Eric Rutter: Entering the Week 1 contest, Joe Milton had a lot of pressure on his shoulders as the recipient of an offseason loaded with hype and adulation. But when the bright lights shined against Minnesota in prime time, Milton showed that he is a bone fide Big Ten starting quarterback and passed his first test with flying colors.
Though Milton did toss seven incompletions as he went 15-for-22, three of those can be chalked up to drops, so he was a bit more accurate than the stats would show. When called upon, Milton was able to supplement U-M's passing offense with the threat of rushing the football and showed that he is a true dual-threat quarterback in Jim Harbaugh's spread offense.
For Milton, his Week 1 effort is about as flawless as one could hope for. He did not commit a turnover, which is huge, and U-M capped off most of their drives with a touchdown, so he made the most of the opportunities he was given. Two total touchdowns and zero turnovers is exactly what the Wolverines needed out of the quarterback position. It is difficult to find any true hole in his game at this point, and Milton is deserving of a B+ / A- grade after one start.
Steve Deace: I learned that Joe Milton is far more polished and poised than we could've anticipated. In fact, he rarely even had to flash the eye-popping arm strength and athleticism that had Michigan coaches making "number one pick in the draft potential" mentions to beat-writers when he committed. He was in complete command out there. At no point did it look like his first start. After the first series or so, I was never really nervous as a fan when he dropped back to throw.

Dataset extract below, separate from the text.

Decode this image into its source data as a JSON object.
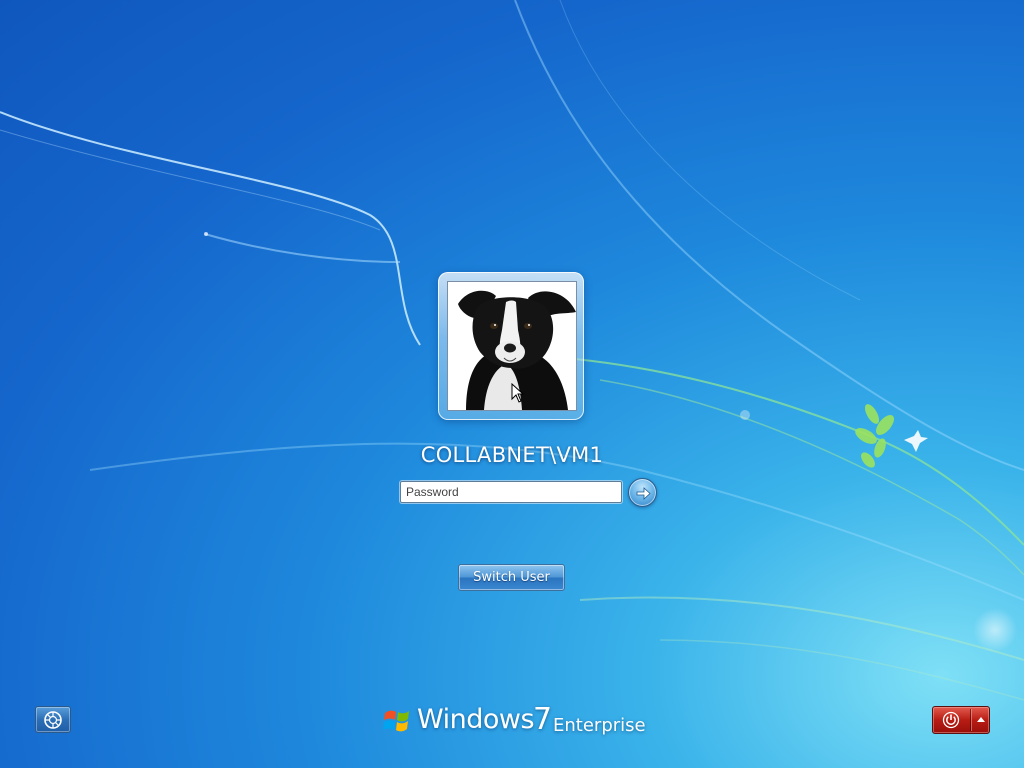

Credit to the talent around him, the protection of the offensive line, and the game plan by Josh Gattis for that as well. Not since Denard Robinson has Michigan had a quarterback who made the players around him better, and not since Chad Henne has Michigan had a quarterback who could make the players around him better with just his arm. That's the next stage in Milton's development. But given the oodles of talent around him right now, we've got time to need him there. For now, the poise and polish will do.
Michael Spath: He earned a solid 'B+' from me. I was impressed with his demeanor in the huddle and in the pocket, the smooth delivery whether he's throwing an out pattern, a slant across the middle or a touch pass to the flat. He was superb as a runner, especially on designed QB runs, showing off both patience and acceleration, and his arm strength was as powerful as advertised.
I noted this Saturday night, but I thought Milton added a level of swagger to the Michigan offense that we rarely saw on display in 2019.
Milton wasn't asked to do a lot Saturday, thanks to an explosive ground game that took over, but did everything asked of him with efficiency. The best news yet: he has so much more potential than what we witnessed. In fact, with some big plays down the field this weekend, his grade should even improve.
Jake Sage: Joe Milton was sensational in his first start as a Wolverine. Other than leaving the pocket too early on the first drive of the game, which led to a sack and forced the Wolverines to punt, Milton was flawless. In fact, Milton was the first Wolverine quarterback to throw for over 220 yards in a win against a ranked opponent since January 1, 2016, when Jake Rudock passed for 278 yards in the Citrus Bowl against Florida.
Milton was also the first Michigan quarterback to throw for over 220 yards in a road victory against a ranked opponent since October 1, 2005 when Chad Henne threw for 256 yards against the Spartans. Milton even became the first Wolverine quarterback to throw for over 200 yards without an interception in their Michigan debut since John Navarre did so on September 2, 2000 against Bowling Green.
In addition, Milton became the first Michigan quarterback to have over 50 rushing yards with a rushing touchdown in a Big Ten road victory since Denard Robinson ran for 117 yards with two touchdowns against Northwestern in 2011. Therefore, Milton’s debut as the Wolverines quarterback could not have gone much better both rushing and passing.